Friday, January 14, 2011

my camera is my guide


What we are really looking for when we take portraits is a connection. We are looking for an expression, a mood, a certain something that reveals the spirit of the person we are photographing. We are watching and waiting for something to happen. Something real.
(Expressive Photography: The Shutter Sisters' Guide to Shooting from the Heart.)


I think the same applies to self portraiture. By turning my camera upon myself, I am hoping to come to understand myself in a fuller way. My face, my body, my reflections and shadows carry traces of my past, my emotions, my history internal and external. I take the pictures and then I search for clues: who am I really? How do I present myself to others? What do I fail to see? Appreciate? Value?
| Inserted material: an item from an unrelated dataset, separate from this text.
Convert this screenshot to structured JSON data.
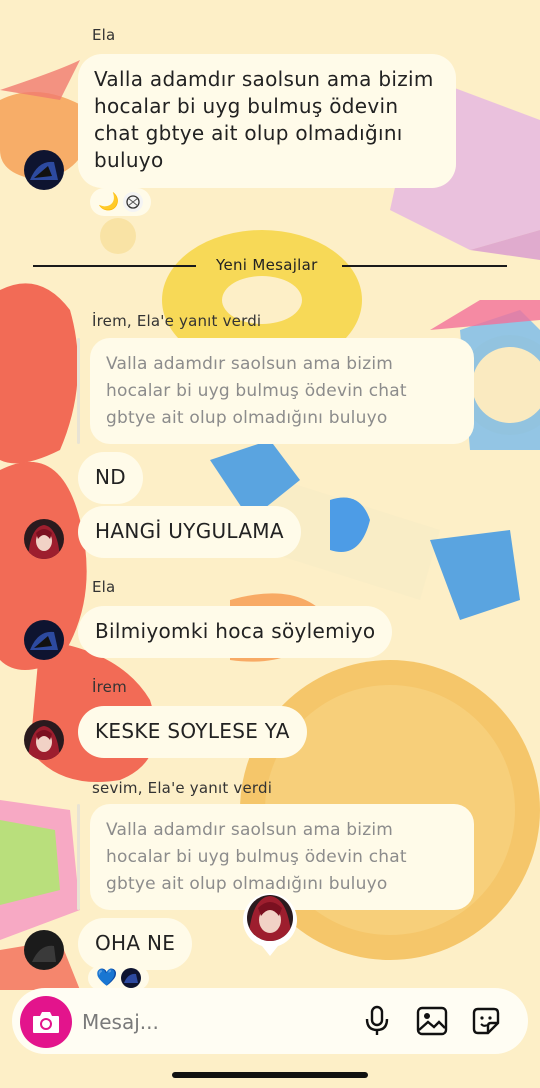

The camera is my tool and guide in this journey towards recognizing my wholeness. I experience myself as fractured, broken, defective. Each photograph helps build the case that such a perception is false.






But here - this is why I take so many pictures ...

Portraiture is sacred because it is so intimate. There is something beautifully vulnerable about being seen and witnessed. How often does someone stop and stare into our eyes? How often does someone ask us our story or simply sit and witness the beauty in us?

How do we reveal a deep truth about someone with a photograph? How do we evoke not only their beauty, but also their strength, their truth, something deeper? (Expressive Photography)

When was the last time you really looked - really saw - someone you love? How about yourself? Let's make that our priority in the coming year.

I'll be watching ... and looking ...


  1. I love this Lis. You inspire me to no end.

    And...I've been meaning to say this for a while now...thank you for letting us witness Miss Cowgirl grow so beautifully before I eyes. I swear each time I come here she is getting bigger and bigger. It just makes my heart burst into candy sprinkles!!

    BIG Hugs to you both!

  2. Beautiful post, Lis! I couldn't have expressed it better.

  3. When you mentioned the Shutter Sisters Expressive Photography book in a previous post I immediately put an order in and it arrived yesterday :) Having now read this post I am even more desperate to get started. I think you have such an important point to make about really seeing people- I know that I all too often don't look properly as I rush around. And I agree so totally with the lovely Connie, I feel privileged to see the gorgeous photos of Cowgirls' growing up journey :)

  4. Wow! These portraits are so beautiful.